§ Dataset content:
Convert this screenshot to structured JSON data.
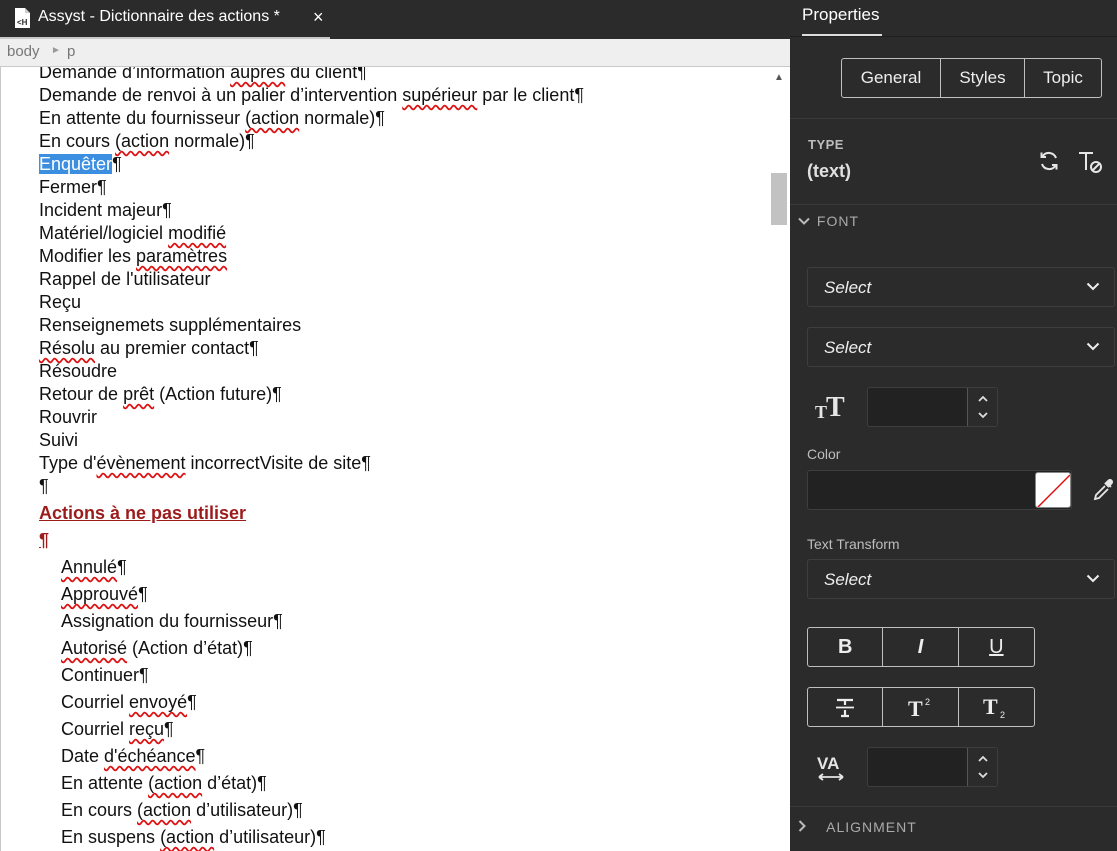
{
  "tab": {
    "title": "Assyst - Dictionnaire des actions *",
    "close": "×"
  },
  "breadcrumb": {
    "body": "body",
    "sep": "►",
    "p": "p"
  },
  "document": {
    "lines": [
      "Demande d’information auprès du client¶",
      "Demande de renvoi à un palier d’intervention supérieur par le client¶",
      "En attente du fournisseur (action normale)¶",
      "En cours (action normale)¶",
      "Enquêter",
      "Fermer¶",
      "Incident majeur¶",
      "Matériel/logiciel modifié",
      "Modifier les paramètres",
      "Rappel de l'utilisateur",
      "Reçu",
      "Renseignemets supplémentaires",
      "Résolu au premier contact¶",
      "Résoudre",
      "Retour de prêt (Action future)¶",
      "Rouvrir",
      "Suivi",
      "Type d'évènement incorrectVisite de site¶",
      "¶"
    ],
    "selected_pilcrow": "¶",
    "heading": "Actions à ne pas utiliser",
    "heading_pilcrow": "¶",
    "sublist": [
      "Annulé¶",
      "Approuvé¶",
      "Assignation du fournisseur¶",
      "Autorisé (Action d’état)¶",
      "Continuer¶",
      "Courriel envoyé¶",
      "Courriel reçu¶",
      "Date d'échéance¶",
      "En attente (action d’état)¶",
      "En cours (action d’utilisateur)¶",
      "En suspens (action d’utilisateur)¶"
    ]
  },
  "properties": {
    "tab": "Properties",
    "segments": [
      "General",
      "Styles",
      "Topic"
    ],
    "type_label": "TYPE",
    "type_value": "(text)",
    "font_section": "FONT",
    "font_family_select": "Select",
    "font_weight_select": "Select",
    "font_size_value": "",
    "color_label": "Color",
    "text_transform_label": "Text Transform",
    "text_transform_select": "Select",
    "bold": "B",
    "italic": "I",
    "underline": "U",
    "letter_spacing_value": "",
    "alignment_section": "ALIGNMENT"
  },
  "colors": {
    "selection": "#3c8fe0",
    "heading": "#9c1b1b",
    "panel_bg": "#2b2b2b",
    "spellcheck": "#dd1111"
  },
  "icons": [
    "document-icon",
    "refresh-icon",
    "clear-format-icon",
    "font-size-icon",
    "eyedropper-icon",
    "strikethrough-icon",
    "superscript-icon",
    "subscript-icon",
    "letter-spacing-icon",
    "chevron-down-icon",
    "chevron-right-icon"
  ]
}
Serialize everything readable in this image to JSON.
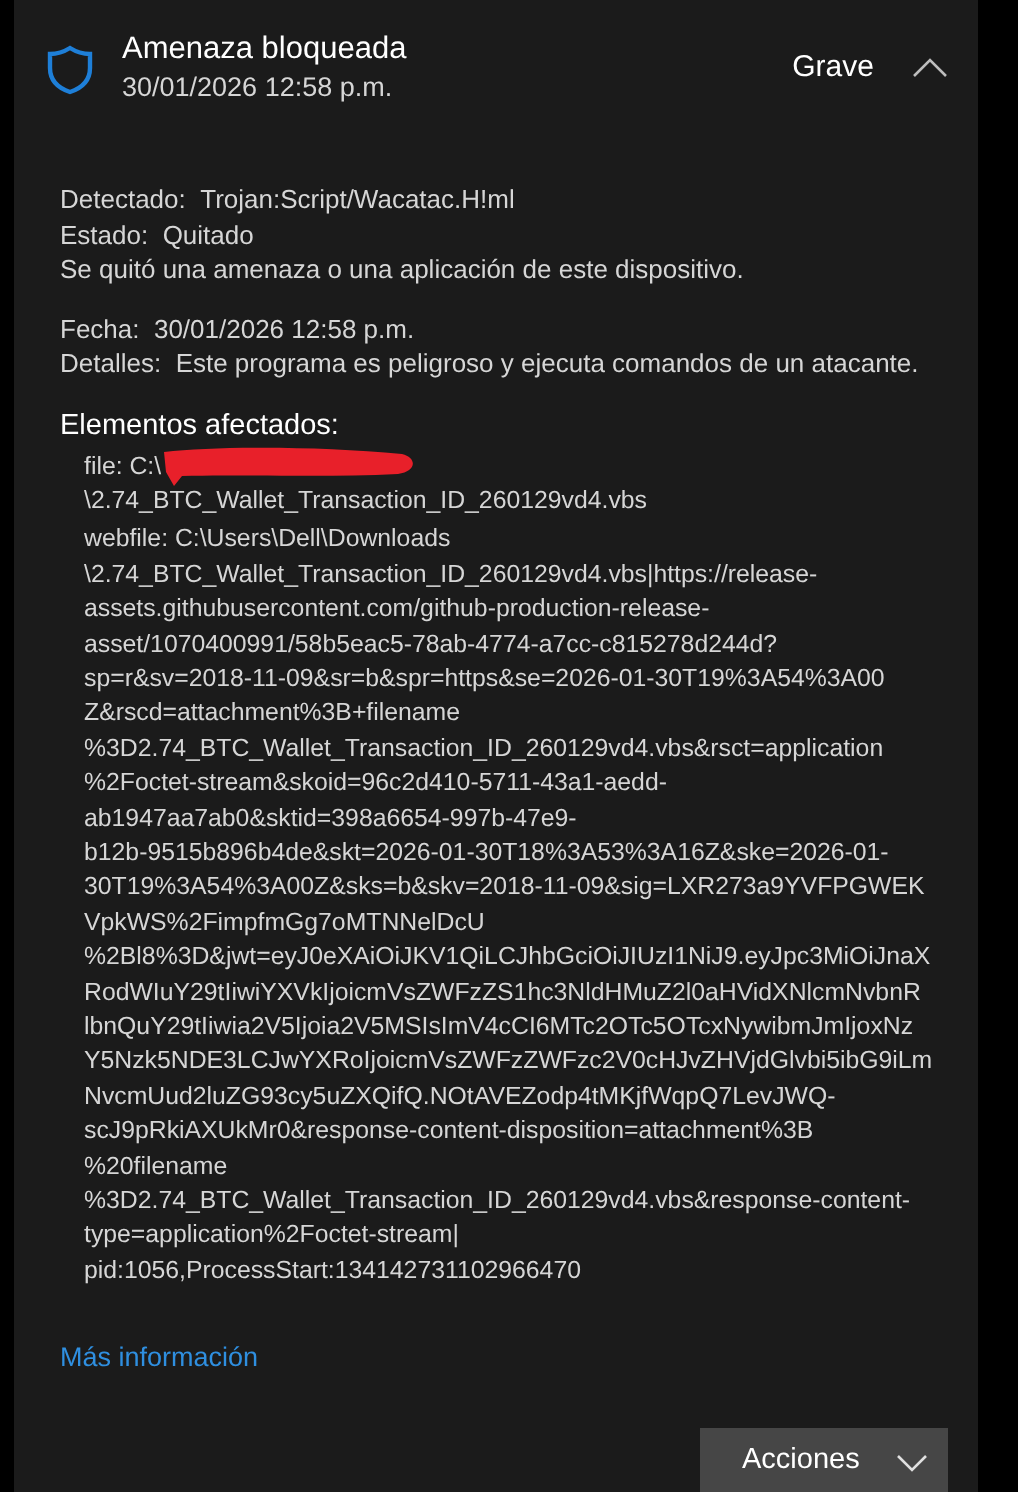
{
  "header": {
    "title": "Amenaza bloqueada",
    "date": "30/01/2026 12:58 p.m.",
    "severity": "Grave",
    "expanded": true
  },
  "info_groups": [
    {
      "lines": [
        {
          "label": "Detectado:",
          "value": "Trojan:Script/Wacatac.H!ml"
        },
        {
          "label": "Estado:",
          "value": "Quitado"
        },
        {
          "value": "Se quitó una amenaza o una aplicación de este dispositivo."
        }
      ]
    },
    {
      "lines": [
        {
          "label": "Fecha:",
          "value": "30/01/2026 12:58 p.m."
        },
        {
          "label": "Detalles:",
          "value": "Este programa es peligroso y ejecuta comandos de un atacante."
        }
      ]
    }
  ],
  "affected": {
    "heading": "Elementos afectados:",
    "items": [
      {
        "redacted": true,
        "lines": [
          "file: C:\\",
          "\\2.74_BTC_Wallet_Transaction_ID_260129vd4.vbs"
        ]
      },
      {
        "redacted": false,
        "lines": [
          "webfile: C:\\Users\\Dell\\Downloads",
          "\\2.74_BTC_Wallet_Transaction_ID_260129vd4.vbs|https://release-",
          "assets.githubusercontent.com/github-production-release-",
          "asset/1070400991/58b5eac5-78ab-4774-a7cc-c815278d244d?",
          "sp=r&sv=2018-11-09&sr=b&spr=https&se=2026-01-30T19%3A54%3A00",
          "Z&rscd=attachment%3B+filename",
          "%3D2.74_BTC_Wallet_Transaction_ID_260129vd4.vbs&rsct=application",
          "%2Foctet-stream&skoid=96c2d410-5711-43a1-aedd-",
          "ab1947aa7ab0&sktid=398a6654-997b-47e9-",
          "b12b-9515b896b4de&skt=2026-01-30T18%3A53%3A16Z&ske=2026-01-",
          "30T19%3A54%3A00Z&sks=b&skv=2018-11-09&sig=LXR273a9YVFPGWEK",
          "VpkWS%2FimpfmGg7oMTNNelDcU",
          "%2Bl8%3D&jwt=eyJ0eXAiOiJKV1QiLCJhbGciOiJIUzI1NiJ9.eyJpc3MiOiJnaX",
          "RodWIuY29tIiwiYXVkIjoicmVsZWFzZS1hc3NldHMuZ2l0aHVidXNlcmNvbnR",
          "lbnQuY29tIiwia2V5Ijoia2V5MSIsImV4cCI6MTc2OTc5OTcxNywibmJmIjoxNz",
          "Y5Nzk5NDE3LCJwYXRoIjoicmVsZWFzZWFzc2V0cHJvZHVjdGlvbi5ibG9iLm",
          "NvcmUud2luZG93cy5uZXQifQ.NOtAVEZodp4tMKjfWqpQ7LevJWQ-",
          "scJ9pRkiAXUkMr0&response-content-disposition=attachment%3B",
          "%20filename",
          "%3D2.74_BTC_Wallet_Transaction_ID_260129vd4.vbs&response-content-",
          "type=application%2Foctet-stream|",
          "pid:1056,ProcessStart:134142731102966470"
        ]
      }
    ]
  },
  "more_info_link": "Más información",
  "actions_button": "Acciones"
}
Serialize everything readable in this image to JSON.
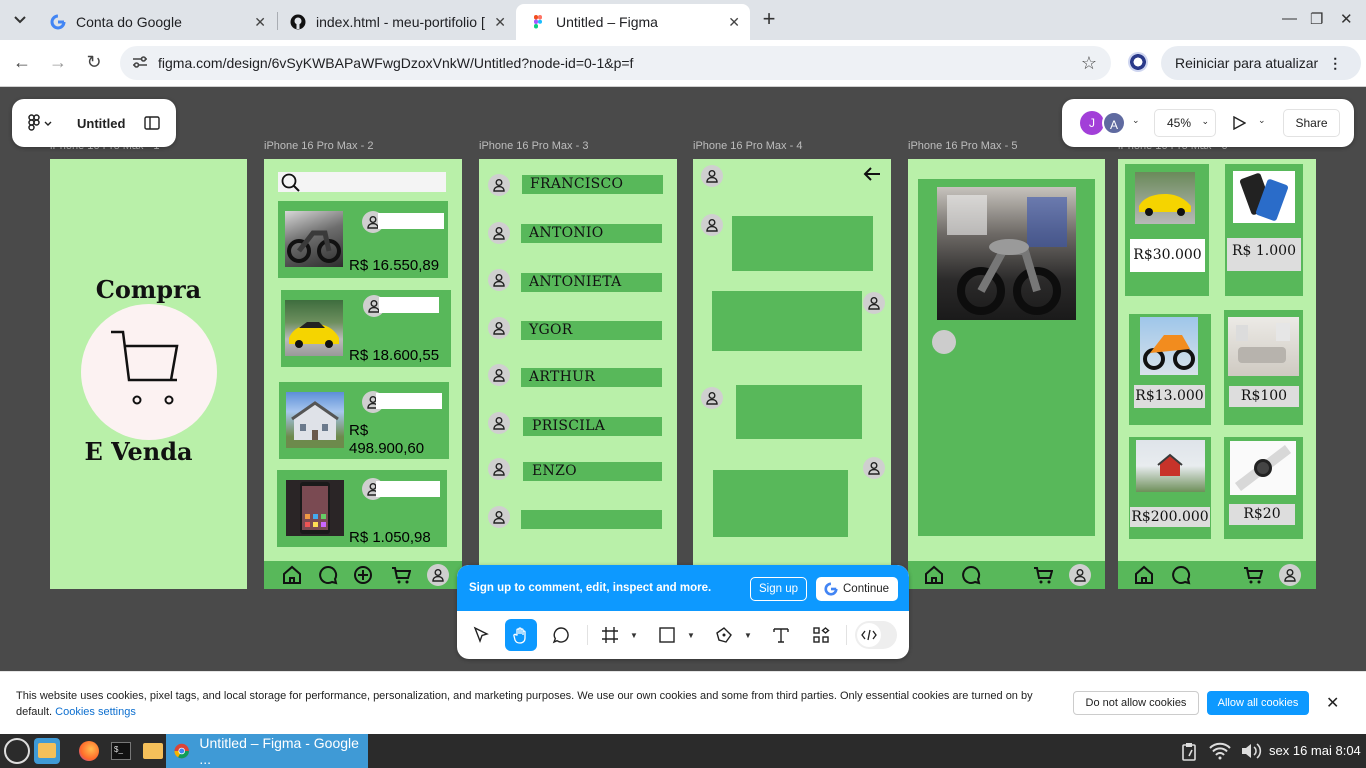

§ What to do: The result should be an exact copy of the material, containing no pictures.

§ Your response:
Convert this screenshot to structured JSON data.
{
  "tab": {
    "title": "Assyst - Dictionnaire des actions *",
    "close": "×"
  },
  "breadcrumb": {
    "body": "body",
    "sep": "►",
    "p": "p"
  },
  "document": {
    "lines": [
      "Demande d’information auprès du client¶",
      "Demande de renvoi à un palier d’intervention supérieur par le client¶",
      "En attente du fournisseur (action normale)¶",
      "En cours (action normale)¶",
      "Enquêter",
      "Fermer¶",
      "Incident majeur¶",
      "Matériel/logiciel modifié",
      "Modifier les paramètres",
      "Rappel de l'utilisateur",
      "Reçu",
      "Renseignemets supplémentaires",
      "Résolu au premier contact¶",
      "Résoudre",
      "Retour de prêt (Action future)¶",
      "Rouvrir",
      "Suivi",
      "Type d'évènement incorrectVisite de site¶",
      "¶"
    ],
    "selected_pilcrow": "¶",
    "heading": "Actions à ne pas utiliser",
    "heading_pilcrow": "¶",
    "sublist": [
      "Annulé¶",
      "Approuvé¶",
      "Assignation du fournisseur¶",
      "Autorisé (Action d’état)¶",
      "Continuer¶",
      "Courriel envoyé¶",
      "Courriel reçu¶",
      "Date d'échéance¶",
      "En attente (action d’état)¶",
      "En cours (action d’utilisateur)¶",
      "En suspens (action d’utilisateur)¶"
    ]
  },
  "properties": {
    "tab": "Properties",
    "segments": [
      "General",
      "Styles",
      "Topic"
    ],
    "type_label": "TYPE",
    "type_value": "(text)",
    "font_section": "FONT",
    "font_family_select": "Select",
    "font_weight_select": "Select",
    "font_size_value": "",
    "color_label": "Color",
    "text_transform_label": "Text Transform",
    "text_transform_select": "Select",
    "bold": "B",
    "italic": "I",
    "underline": "U",
    "letter_spacing_value": "",
    "alignment_section": "ALIGNMENT"
  },
  "colors": {
    "selection": "#3c8fe0",
    "heading": "#9c1b1b",
    "panel_bg": "#2b2b2b",
    "spellcheck": "#dd1111"
  },
  "icons": [
    "document-icon",
    "refresh-icon",
    "clear-format-icon",
    "font-size-icon",
    "eyedropper-icon",
    "strikethrough-icon",
    "superscript-icon",
    "subscript-icon",
    "letter-spacing-icon",
    "chevron-down-icon",
    "chevron-right-icon"
  ]
}
Serialize everything readable in this image to JSON.
{
  "header": {
    "title": "Amenaza bloqueada",
    "date": "30/01/2026 12:58 p.m.",
    "severity": "Grave",
    "expanded": true
  },
  "info_groups": [
    {
      "lines": [
        {
          "label": "Detectado:",
          "value": "Trojan:Script/Wacatac.H!ml"
        },
        {
          "label": "Estado:",
          "value": "Quitado"
        },
        {
          "value": "Se quitó una amenaza o una aplicación de este dispositivo."
        }
      ]
    },
    {
      "lines": [
        {
          "label": "Fecha:",
          "value": "30/01/2026 12:58 p.m."
        },
        {
          "label": "Detalles:",
          "value": "Este programa es peligroso y ejecuta comandos de un atacante."
        }
      ]
    }
  ],
  "affected": {
    "heading": "Elementos afectados:",
    "items": [
      {
        "redacted": true,
        "lines": [
          "file: C:\\",
          "\\2.74_BTC_Wallet_Transaction_ID_260129vd4.vbs"
        ]
      },
      {
        "redacted": false,
        "lines": [
          "webfile: C:\\Users\\Dell\\Downloads",
          "\\2.74_BTC_Wallet_Transaction_ID_260129vd4.vbs|https://release-",
          "assets.githubusercontent.com/github-production-release-",
          "asset/1070400991/58b5eac5-78ab-4774-a7cc-c815278d244d?",
          "sp=r&sv=2018-11-09&sr=b&spr=https&se=2026-01-30T19%3A54%3A00",
          "Z&rscd=attachment%3B+filename",
          "%3D2.74_BTC_Wallet_Transaction_ID_260129vd4.vbs&rsct=application",
          "%2Foctet-stream&skoid=96c2d410-5711-43a1-aedd-",
          "ab1947aa7ab0&sktid=398a6654-997b-47e9-",
          "b12b-9515b896b4de&skt=2026-01-30T18%3A53%3A16Z&ske=2026-01-",
          "30T19%3A54%3A00Z&sks=b&skv=2018-11-09&sig=LXR273a9YVFPGWEK",
          "VpkWS%2FimpfmGg7oMTNNelDcU",
          "%2Bl8%3D&jwt=eyJ0eXAiOiJKV1QiLCJhbGciOiJIUzI1NiJ9.eyJpc3MiOiJnaX",
          "RodWIuY29tIiwiYXVkIjoicmVsZWFzZS1hc3NldHMuZ2l0aHVidXNlcmNvbnR",
          "lbnQuY29tIiwia2V5Ijoia2V5MSIsImV4cCI6MTc2OTc5OTcxNywibmJmIjoxNz",
          "Y5Nzk5NDE3LCJwYXRoIjoicmVsZWFzZWFzc2V0cHJvZHVjdGlvbi5ibG9iLm",
          "NvcmUud2luZG93cy5uZXQifQ.NOtAVEZodp4tMKjfWqpQ7LevJWQ-",
          "scJ9pRkiAXUkMr0&response-content-disposition=attachment%3B",
          "%20filename",
          "%3D2.74_BTC_Wallet_Transaction_ID_260129vd4.vbs&response-content-",
          "type=application%2Foctet-stream|",
          "pid:1056,ProcessStart:134142731102966470"
        ]
      }
    ]
  },
  "more_info_link": "Más información",
  "actions_button": "Acciones"
}
Serialize everything readable in this image to JSON.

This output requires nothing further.